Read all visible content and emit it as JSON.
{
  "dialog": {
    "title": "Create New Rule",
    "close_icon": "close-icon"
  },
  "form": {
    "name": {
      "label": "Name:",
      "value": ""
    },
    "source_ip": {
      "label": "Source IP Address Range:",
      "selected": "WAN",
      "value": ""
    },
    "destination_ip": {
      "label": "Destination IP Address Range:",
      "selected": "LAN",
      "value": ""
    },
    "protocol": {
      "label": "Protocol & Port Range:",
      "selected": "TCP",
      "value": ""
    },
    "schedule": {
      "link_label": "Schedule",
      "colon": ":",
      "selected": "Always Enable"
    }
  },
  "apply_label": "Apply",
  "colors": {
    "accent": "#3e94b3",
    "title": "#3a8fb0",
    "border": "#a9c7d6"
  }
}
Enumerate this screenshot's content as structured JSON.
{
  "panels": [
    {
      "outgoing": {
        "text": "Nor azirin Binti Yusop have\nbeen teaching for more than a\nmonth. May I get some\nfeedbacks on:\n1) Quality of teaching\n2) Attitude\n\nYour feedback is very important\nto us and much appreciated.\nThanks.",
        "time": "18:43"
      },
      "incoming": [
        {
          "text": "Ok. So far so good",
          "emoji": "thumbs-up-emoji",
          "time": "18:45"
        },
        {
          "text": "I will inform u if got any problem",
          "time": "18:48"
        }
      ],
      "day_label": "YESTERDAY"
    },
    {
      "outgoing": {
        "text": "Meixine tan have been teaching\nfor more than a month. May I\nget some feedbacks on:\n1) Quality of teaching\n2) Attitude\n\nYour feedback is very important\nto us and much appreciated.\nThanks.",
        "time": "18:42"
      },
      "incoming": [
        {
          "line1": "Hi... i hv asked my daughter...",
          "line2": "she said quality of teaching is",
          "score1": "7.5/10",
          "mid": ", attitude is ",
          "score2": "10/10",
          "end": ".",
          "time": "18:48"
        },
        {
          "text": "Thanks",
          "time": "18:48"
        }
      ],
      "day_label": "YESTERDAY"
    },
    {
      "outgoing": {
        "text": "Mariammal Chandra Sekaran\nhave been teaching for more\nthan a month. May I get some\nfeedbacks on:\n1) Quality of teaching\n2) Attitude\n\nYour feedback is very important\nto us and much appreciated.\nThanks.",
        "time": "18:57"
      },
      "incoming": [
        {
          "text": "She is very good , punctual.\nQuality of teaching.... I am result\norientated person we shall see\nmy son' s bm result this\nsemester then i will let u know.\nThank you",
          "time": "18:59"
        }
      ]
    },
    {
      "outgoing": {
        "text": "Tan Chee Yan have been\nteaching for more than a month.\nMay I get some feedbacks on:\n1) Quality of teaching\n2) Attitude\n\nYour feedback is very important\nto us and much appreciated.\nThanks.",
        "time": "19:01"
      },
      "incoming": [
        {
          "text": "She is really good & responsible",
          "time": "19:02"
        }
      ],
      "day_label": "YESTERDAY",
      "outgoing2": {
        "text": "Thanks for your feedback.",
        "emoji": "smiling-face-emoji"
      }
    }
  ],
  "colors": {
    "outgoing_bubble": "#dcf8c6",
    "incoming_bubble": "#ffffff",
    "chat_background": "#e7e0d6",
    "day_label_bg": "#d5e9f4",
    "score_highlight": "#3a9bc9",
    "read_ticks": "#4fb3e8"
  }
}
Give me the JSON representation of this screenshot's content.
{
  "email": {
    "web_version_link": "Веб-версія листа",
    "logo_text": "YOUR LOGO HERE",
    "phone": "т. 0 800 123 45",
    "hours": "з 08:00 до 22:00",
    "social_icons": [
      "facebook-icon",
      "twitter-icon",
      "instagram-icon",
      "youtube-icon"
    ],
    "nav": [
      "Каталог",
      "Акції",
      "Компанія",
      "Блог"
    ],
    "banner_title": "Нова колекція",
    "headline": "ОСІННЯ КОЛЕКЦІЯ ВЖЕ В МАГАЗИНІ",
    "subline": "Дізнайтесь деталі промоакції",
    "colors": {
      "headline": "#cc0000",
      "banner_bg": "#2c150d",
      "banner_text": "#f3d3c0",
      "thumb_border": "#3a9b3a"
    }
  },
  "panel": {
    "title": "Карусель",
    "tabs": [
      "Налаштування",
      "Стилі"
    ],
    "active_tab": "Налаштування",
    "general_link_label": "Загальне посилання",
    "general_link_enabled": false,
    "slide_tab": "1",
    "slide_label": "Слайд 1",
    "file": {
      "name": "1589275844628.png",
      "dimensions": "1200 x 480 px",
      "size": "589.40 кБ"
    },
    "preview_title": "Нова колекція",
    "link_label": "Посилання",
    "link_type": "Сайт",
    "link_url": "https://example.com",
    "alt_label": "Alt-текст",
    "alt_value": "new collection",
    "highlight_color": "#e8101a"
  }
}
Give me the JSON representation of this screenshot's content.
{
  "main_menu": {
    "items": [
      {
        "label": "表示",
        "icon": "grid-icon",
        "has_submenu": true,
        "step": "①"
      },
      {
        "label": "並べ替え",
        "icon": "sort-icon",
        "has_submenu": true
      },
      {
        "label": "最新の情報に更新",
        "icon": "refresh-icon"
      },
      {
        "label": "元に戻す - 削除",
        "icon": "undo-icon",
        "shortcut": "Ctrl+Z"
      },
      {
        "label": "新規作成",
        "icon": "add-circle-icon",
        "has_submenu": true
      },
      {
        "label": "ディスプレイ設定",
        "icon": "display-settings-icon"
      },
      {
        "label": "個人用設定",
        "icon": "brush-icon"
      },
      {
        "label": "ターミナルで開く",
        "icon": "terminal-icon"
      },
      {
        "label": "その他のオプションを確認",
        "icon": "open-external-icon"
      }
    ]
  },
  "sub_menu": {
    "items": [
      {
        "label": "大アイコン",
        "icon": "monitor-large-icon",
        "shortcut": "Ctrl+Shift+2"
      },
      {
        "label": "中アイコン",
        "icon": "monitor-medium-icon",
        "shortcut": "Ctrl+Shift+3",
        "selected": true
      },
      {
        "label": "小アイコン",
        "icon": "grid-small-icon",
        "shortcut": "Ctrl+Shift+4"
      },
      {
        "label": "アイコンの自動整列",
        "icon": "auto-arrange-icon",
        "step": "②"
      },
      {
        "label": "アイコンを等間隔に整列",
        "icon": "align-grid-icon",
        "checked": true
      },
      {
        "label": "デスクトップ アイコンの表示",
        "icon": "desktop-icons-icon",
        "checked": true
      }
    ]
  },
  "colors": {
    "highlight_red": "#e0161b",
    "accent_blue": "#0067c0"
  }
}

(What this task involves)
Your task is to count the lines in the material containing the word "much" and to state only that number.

(Response for this exercise)
4